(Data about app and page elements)
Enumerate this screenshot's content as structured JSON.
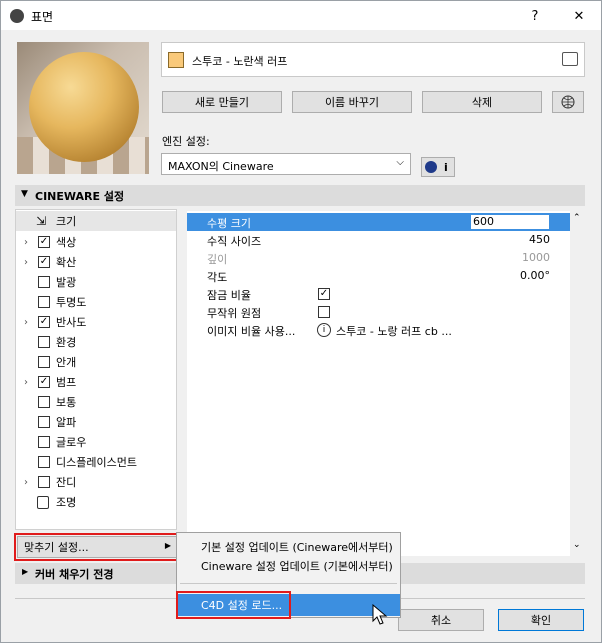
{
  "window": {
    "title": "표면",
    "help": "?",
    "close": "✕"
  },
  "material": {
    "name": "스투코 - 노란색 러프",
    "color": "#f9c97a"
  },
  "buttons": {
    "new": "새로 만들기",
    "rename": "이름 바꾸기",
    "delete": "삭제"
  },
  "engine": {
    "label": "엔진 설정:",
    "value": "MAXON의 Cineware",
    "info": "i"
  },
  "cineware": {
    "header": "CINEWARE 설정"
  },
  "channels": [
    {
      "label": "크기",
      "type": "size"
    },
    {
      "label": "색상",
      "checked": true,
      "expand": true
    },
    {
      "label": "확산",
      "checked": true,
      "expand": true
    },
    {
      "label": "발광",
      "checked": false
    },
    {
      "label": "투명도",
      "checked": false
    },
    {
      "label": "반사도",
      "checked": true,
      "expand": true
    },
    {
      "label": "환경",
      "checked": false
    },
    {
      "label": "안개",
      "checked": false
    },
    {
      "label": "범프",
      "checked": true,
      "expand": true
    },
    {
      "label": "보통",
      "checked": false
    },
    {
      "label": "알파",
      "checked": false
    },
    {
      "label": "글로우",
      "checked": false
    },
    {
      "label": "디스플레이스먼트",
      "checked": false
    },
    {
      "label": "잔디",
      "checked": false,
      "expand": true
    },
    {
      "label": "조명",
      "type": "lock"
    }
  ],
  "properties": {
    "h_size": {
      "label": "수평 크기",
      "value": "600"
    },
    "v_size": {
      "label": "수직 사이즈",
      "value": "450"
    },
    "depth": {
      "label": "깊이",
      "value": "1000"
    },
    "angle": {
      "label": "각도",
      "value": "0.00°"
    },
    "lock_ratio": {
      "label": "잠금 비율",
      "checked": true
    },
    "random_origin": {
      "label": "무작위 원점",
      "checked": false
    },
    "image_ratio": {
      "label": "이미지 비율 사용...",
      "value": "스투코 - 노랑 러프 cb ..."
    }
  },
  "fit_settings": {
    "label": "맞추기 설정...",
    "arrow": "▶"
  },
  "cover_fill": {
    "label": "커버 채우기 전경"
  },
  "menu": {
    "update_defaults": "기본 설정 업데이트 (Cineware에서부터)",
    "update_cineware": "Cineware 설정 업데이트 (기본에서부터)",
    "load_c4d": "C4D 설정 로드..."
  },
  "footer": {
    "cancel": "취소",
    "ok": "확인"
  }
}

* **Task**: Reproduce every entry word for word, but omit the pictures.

* **Task solution**:
Enumerate this screenshot's content as structured JSON.
{
  "window": {
    "title": "표면",
    "help": "?",
    "close": "✕"
  },
  "material": {
    "name": "스투코 - 노란색 러프",
    "color": "#f9c97a"
  },
  "buttons": {
    "new": "새로 만들기",
    "rename": "이름 바꾸기",
    "delete": "삭제"
  },
  "engine": {
    "label": "엔진 설정:",
    "value": "MAXON의 Cineware",
    "info": "i"
  },
  "cineware": {
    "header": "CINEWARE 설정"
  },
  "channels": [
    {
      "label": "크기",
      "type": "size"
    },
    {
      "label": "색상",
      "checked": true,
      "expand": true
    },
    {
      "label": "확산",
      "checked": true,
      "expand": true
    },
    {
      "label": "발광",
      "checked": false
    },
    {
      "label": "투명도",
      "checked": false
    },
    {
      "label": "반사도",
      "checked": true,
      "expand": true
    },
    {
      "label": "환경",
      "checked": false
    },
    {
      "label": "안개",
      "checked": false
    },
    {
      "label": "범프",
      "checked": true,
      "expand": true
    },
    {
      "label": "보통",
      "checked": false
    },
    {
      "label": "알파",
      "checked": false
    },
    {
      "label": "글로우",
      "checked": false
    },
    {
      "label": "디스플레이스먼트",
      "checked": false
    },
    {
      "label": "잔디",
      "checked": false,
      "expand": true
    },
    {
      "label": "조명",
      "type": "lock"
    }
  ],
  "properties": {
    "h_size": {
      "label": "수평 크기",
      "value": "600"
    },
    "v_size": {
      "label": "수직 사이즈",
      "value": "450"
    },
    "depth": {
      "label": "깊이",
      "value": "1000"
    },
    "angle": {
      "label": "각도",
      "value": "0.00°"
    },
    "lock_ratio": {
      "label": "잠금 비율",
      "checked": true
    },
    "random_origin": {
      "label": "무작위 원점",
      "checked": false
    },
    "image_ratio": {
      "label": "이미지 비율 사용...",
      "value": "스투코 - 노랑 러프 cb ..."
    }
  },
  "fit_settings": {
    "label": "맞추기 설정...",
    "arrow": "▶"
  },
  "cover_fill": {
    "label": "커버 채우기 전경"
  },
  "menu": {
    "update_defaults": "기본 설정 업데이트 (Cineware에서부터)",
    "update_cineware": "Cineware 설정 업데이트 (기본에서부터)",
    "load_c4d": "C4D 설정 로드..."
  },
  "footer": {
    "cancel": "취소",
    "ok": "확인"
  }
}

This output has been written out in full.